This is a really odd movie. It looks like a high-end educational documentary you’d see on the History Channel but anyone with more than a grade two reading level will find the story slow and clichéd. The computer animated story of a herd of migrating dinosaurs and the dangers they face from within and without the tribe is beautiful looking but dragged down by terrible voice work. Badly dubbed, personality-free voices by Justin Long and Skyler Stone stand in stark contrast to narrator Alex, who voices the character with a bitt too much enthusiastic personality.

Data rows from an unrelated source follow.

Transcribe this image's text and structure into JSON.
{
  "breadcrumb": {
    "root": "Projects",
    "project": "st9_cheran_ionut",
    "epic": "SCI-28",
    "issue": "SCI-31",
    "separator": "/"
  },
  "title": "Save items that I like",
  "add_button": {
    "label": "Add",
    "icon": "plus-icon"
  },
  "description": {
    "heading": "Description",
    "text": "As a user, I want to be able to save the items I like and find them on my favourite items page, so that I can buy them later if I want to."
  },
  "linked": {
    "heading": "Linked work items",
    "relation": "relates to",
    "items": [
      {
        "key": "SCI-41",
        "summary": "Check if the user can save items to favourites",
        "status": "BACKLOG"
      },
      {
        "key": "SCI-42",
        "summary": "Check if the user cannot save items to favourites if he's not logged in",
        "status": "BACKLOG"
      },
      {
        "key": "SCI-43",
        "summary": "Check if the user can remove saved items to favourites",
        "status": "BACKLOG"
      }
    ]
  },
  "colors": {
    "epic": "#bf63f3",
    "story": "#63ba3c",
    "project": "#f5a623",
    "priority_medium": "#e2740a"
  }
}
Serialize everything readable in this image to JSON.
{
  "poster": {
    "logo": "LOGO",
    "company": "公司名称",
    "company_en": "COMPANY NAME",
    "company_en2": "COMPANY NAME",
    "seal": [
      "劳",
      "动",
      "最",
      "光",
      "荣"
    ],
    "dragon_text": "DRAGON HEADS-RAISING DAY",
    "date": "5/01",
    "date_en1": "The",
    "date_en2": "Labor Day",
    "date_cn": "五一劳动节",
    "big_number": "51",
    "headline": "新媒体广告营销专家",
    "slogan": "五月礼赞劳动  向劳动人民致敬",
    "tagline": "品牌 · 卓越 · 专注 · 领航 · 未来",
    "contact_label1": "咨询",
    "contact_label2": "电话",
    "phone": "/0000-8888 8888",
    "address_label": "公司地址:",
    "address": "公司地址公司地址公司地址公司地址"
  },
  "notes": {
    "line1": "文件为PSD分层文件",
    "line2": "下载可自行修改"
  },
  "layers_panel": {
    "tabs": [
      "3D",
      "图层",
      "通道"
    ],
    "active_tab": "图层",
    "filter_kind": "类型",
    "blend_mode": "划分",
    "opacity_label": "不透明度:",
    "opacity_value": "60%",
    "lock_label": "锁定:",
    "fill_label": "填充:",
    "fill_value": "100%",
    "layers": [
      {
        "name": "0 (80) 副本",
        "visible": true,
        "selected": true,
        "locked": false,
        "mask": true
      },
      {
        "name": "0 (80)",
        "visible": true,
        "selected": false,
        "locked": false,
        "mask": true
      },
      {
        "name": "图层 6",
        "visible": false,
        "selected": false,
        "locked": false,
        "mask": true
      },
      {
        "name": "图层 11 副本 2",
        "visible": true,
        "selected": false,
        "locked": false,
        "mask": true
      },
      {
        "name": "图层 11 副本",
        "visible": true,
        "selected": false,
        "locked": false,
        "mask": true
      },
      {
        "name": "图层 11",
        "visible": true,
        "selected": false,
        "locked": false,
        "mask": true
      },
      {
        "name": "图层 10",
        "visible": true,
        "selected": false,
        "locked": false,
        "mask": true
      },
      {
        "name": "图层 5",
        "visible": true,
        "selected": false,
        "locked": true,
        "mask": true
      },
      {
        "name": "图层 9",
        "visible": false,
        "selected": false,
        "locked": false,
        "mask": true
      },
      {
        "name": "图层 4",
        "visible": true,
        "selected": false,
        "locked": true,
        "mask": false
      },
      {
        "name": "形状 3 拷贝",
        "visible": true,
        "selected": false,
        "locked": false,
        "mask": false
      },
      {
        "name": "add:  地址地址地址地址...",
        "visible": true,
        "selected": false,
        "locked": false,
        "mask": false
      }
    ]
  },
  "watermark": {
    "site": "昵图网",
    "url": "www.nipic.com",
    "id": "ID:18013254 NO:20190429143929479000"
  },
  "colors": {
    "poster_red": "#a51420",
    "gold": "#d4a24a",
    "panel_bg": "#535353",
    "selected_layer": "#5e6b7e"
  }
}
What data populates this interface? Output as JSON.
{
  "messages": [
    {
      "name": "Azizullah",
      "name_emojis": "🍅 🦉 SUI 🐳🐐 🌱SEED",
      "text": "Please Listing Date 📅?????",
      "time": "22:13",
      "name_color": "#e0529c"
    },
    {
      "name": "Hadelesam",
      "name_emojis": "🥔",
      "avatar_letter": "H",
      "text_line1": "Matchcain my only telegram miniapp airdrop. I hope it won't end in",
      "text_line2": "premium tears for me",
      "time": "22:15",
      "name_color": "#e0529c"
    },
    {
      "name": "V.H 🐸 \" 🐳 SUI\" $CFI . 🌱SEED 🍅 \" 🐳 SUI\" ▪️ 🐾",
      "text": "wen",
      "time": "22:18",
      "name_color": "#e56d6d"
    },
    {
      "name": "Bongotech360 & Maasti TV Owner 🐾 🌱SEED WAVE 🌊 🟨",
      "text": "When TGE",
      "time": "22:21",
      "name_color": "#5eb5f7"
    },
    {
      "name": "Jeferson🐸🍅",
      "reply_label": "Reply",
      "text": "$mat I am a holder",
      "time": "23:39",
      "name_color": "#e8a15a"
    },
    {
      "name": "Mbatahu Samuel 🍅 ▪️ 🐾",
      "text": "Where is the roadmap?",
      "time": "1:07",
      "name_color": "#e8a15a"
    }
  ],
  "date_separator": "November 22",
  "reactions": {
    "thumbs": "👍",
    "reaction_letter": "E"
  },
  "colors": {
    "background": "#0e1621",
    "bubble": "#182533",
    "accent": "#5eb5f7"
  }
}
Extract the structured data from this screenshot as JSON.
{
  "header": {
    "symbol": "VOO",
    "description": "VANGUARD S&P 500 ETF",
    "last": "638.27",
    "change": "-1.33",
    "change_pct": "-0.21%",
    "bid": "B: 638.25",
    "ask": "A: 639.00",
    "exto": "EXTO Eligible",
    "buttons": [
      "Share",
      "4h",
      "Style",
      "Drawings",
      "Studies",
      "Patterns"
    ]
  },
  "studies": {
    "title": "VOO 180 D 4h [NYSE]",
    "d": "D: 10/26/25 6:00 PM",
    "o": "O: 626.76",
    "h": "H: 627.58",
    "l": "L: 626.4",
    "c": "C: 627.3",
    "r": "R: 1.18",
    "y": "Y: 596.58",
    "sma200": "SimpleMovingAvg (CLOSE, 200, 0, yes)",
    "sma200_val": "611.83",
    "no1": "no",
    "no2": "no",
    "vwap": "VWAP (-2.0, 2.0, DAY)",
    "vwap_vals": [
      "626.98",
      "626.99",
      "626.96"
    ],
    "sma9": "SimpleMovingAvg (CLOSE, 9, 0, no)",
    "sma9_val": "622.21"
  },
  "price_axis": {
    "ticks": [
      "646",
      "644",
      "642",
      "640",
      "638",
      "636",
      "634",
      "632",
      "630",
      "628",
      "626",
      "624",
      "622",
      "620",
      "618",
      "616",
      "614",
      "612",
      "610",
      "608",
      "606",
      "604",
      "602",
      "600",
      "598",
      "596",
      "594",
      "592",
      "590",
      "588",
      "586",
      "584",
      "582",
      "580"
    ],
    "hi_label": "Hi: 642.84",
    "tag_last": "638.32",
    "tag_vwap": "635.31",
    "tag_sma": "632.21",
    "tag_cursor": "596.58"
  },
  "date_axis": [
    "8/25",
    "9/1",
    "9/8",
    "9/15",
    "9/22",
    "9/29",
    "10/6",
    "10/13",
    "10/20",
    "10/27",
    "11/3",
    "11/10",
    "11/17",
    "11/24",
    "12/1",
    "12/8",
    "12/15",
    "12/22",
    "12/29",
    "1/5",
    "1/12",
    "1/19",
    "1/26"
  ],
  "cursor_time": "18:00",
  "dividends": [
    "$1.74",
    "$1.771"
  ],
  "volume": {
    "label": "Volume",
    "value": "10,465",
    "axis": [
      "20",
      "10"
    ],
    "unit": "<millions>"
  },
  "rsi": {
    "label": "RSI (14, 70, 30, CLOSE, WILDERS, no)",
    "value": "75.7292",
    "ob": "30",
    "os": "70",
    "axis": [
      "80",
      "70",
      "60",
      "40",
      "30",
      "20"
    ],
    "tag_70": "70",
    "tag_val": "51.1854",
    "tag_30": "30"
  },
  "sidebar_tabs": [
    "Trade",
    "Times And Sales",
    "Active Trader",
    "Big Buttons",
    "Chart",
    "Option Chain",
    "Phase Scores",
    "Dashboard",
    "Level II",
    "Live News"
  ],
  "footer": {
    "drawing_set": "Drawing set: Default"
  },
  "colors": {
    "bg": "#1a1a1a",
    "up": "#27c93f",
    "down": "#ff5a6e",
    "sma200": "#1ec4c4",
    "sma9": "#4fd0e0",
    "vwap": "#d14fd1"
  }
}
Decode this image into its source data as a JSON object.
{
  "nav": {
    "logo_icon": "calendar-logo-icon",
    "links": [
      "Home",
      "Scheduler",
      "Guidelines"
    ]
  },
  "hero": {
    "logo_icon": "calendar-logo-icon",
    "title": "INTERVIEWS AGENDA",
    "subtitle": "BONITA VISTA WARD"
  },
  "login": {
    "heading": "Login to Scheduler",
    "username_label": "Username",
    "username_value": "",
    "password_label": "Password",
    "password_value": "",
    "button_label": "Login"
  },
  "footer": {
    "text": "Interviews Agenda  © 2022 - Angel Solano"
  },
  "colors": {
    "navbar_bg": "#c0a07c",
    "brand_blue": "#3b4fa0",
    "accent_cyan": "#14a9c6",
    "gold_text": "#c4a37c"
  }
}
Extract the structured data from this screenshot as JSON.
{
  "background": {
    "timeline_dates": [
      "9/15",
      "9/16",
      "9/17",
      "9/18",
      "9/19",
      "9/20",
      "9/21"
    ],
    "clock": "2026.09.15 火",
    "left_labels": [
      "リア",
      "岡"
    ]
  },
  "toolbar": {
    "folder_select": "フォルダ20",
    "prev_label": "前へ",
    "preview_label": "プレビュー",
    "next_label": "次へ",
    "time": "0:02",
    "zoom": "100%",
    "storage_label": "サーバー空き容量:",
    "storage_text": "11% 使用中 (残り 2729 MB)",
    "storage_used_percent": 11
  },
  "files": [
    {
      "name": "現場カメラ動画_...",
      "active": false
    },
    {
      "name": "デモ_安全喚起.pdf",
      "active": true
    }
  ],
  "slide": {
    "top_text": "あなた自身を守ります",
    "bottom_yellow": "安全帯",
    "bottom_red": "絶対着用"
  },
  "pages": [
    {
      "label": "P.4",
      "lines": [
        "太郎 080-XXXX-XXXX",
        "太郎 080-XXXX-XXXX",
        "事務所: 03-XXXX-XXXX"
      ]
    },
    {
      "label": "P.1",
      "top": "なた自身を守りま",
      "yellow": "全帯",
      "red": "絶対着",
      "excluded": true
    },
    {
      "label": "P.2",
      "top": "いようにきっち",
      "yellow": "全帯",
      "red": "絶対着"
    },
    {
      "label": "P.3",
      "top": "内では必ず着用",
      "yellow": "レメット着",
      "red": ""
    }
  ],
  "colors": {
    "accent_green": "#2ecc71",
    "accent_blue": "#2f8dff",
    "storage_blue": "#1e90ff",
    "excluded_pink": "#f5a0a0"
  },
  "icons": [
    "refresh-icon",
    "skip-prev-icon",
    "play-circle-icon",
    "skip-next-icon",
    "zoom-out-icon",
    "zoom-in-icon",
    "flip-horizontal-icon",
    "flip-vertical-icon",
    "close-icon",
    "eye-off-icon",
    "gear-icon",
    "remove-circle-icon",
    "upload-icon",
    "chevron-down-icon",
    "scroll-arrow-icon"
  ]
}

Imagine Jurassic Park without Jeff Goldblum or the fun and you get the idea.
Posts Tagged ‘JURASSIC PARK 3D’
Chances are you’ve already seen the latest 3D action adventure movie lumbering toward theatres this weekend. “Jurassic Park’s” DNA’d dinos originally scared the spinosaurus out of people in 1993, but has been updated—except for excited references to interactive CD-ROMs—with the addition of stereoscopic imagery. It’s a blast from the Mesozoic past with 3D dinosaurs.
A refresher for those used to fast forwarding to the exciting bits: Set in a time when CD ROMs aren’t the culture’s biggest scientific advance, the action begins when billionaire John Hammond (Richard Attenborough) invites his two grandchildren, Tim (Joseph Mazzello) and Lex (Ariana Richards) and a group of scientists (Sam Neill and Laura Dern), lawyer Donald Gennaro (Martin Ferrero) and a mathematician (Jeff Goldblum) to his new biogenetics theme park, Jurassic Park, located on a remote island off the coast of Costa Rica.
The park’s big draw are real brachiosaurs, triceratops, velociraptors and Tyrannosaurus Rexes grown from long-dormant dino DNA molecules taken from dinosaur-biting prehistoric insects preserved in amber.
It’s all fun and games until an underhanded employee (Wayne “Newman” Knight) hatches a plan to steal dinosaur embryos. His plan goes awry and soon hungry dinosaurs are on the rampage, snacking on lawyers and hunting the kids!
For a period piece–this year marks its twentieth anniversary—“Jurassic Park” is still a pulse pounder. Twenty years ago the special effects that gave us the lifelike dinosaurs made our eyeballs dance. Today we don’t notice the computer generated magic as much and can allow ourselves to be swept away by the thriller and horror aspects of director Steven Spielberg’s vision.
After an opening that relies too heavily on exposition—show me, don’t tell me!—the movie’s pleasures reveal themselves when Spielberg’s impeccable sense of timing comes into play. The now legendary trembling glass of water scene—ripples slowly appear as a T-Rex approaches—is as exciting now as it was two decades ago.
The question here is whether or not a film like “Jurassic Park” is improved by the addition of 3D bells and whistles. The real answer is no, but the movie remains an adrenaline rush and a treat to see back where it belongs, on the big screen.